There are over 100 beers on tap at Tuatara's. Every week they cycle new ones in and out. And because I'm a sucker for metaphor, this is where I choose to take dates. This was where Ben and I had our first non-date with Celeste, Trick, and Socialist Steve. This is where Jackie and I celebrated Sora's twenty-first birthday. This is where I used to go to write when I lived in Slummerville. I've spent so much time on the barstools at Tuatara's, you'd think I liked beer.
On Sunday nights Tuatara's has a spoken word/jazz show that I used to go to on a regular basis, but recently have been avoiding since the other poetry reading in town pays me to bartend, and one can only take so much poetry before alcoholic consumption becomes less a choice, and more a survival mechanism.
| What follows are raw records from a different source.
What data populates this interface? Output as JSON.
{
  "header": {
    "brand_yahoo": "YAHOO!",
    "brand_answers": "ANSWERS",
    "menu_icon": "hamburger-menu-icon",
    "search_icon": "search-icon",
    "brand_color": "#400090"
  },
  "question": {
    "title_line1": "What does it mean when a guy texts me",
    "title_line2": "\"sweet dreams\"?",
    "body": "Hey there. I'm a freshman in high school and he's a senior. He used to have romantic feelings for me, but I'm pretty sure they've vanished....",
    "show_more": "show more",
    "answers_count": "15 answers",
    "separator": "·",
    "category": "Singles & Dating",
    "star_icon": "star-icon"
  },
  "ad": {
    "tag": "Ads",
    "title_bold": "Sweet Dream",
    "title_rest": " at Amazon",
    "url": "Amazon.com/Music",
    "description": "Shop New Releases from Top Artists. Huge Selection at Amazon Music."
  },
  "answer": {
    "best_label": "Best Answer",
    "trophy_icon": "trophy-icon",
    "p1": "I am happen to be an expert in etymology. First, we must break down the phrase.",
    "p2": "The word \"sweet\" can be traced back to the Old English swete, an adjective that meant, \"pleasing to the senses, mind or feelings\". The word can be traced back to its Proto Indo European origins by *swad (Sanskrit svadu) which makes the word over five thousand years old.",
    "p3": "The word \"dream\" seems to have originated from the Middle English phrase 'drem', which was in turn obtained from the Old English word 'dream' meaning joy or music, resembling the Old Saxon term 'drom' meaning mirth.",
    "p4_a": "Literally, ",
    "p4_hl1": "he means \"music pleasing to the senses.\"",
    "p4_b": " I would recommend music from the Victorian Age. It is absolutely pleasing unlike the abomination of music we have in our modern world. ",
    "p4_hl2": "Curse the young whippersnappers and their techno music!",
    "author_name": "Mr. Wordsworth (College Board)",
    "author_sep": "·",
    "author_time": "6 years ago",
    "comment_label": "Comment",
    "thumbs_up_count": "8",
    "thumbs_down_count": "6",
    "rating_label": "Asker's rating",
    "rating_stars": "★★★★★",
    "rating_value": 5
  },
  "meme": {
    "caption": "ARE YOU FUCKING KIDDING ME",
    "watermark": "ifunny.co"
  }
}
Early this afternoon, I made plans to meet Number One, a stage actor (read: waiter) for drinks. I neglected to take into account that it's poetry night. So as soon as I walk into the bar, I'm greeted by all sorts of people I know, but have no desire to sleep with.
I'm in the middle of explaining why it's been nearly a year since the last time I performed with the jazz trio when my phone, thank Okoawa*, buzzed.
#1: Sorry babe. Too tired to put on pants. Not coming out tonight.
Me: So don't put on pants. I'm just going to end up ripping them off of you later, anyway.
#1: That's very presumptuous of you.
#1: And hot. I'm on my way.
After fifteen minutes of insincere ""Has it really been two years since" you insulted my racial and sexual background because you're insecure in your blackness and masculinity "we talked? Wow. So what have you been" saying behind my back to people who are just going to tell me the next time I see them anyway "doing with yourself?", #1 shows up.
"I am ready to get my drink on!"
One hundred different beers on tap leads to both of us drinking a series of escalatingly alcoholic mixed drinks. Which is not, in any way shape or poor form, gay. Escalating alcohol leads to flirtation. Escalating flirtation leads to us heading back to his house. Which, of course, leads to pants flung on the floor, and "You know I usually don't put out this easily."
And then we do.
"So how usually do you not put out that easily?" I ask.
"A lady never tells." And I look around the room of his better than mine apartment. Lots of playbills and posters, a keyboard, and a surprising number of dresses for a...did I just sleep with a drag queen?
*- The God of Getting Out Of Awkward Conversations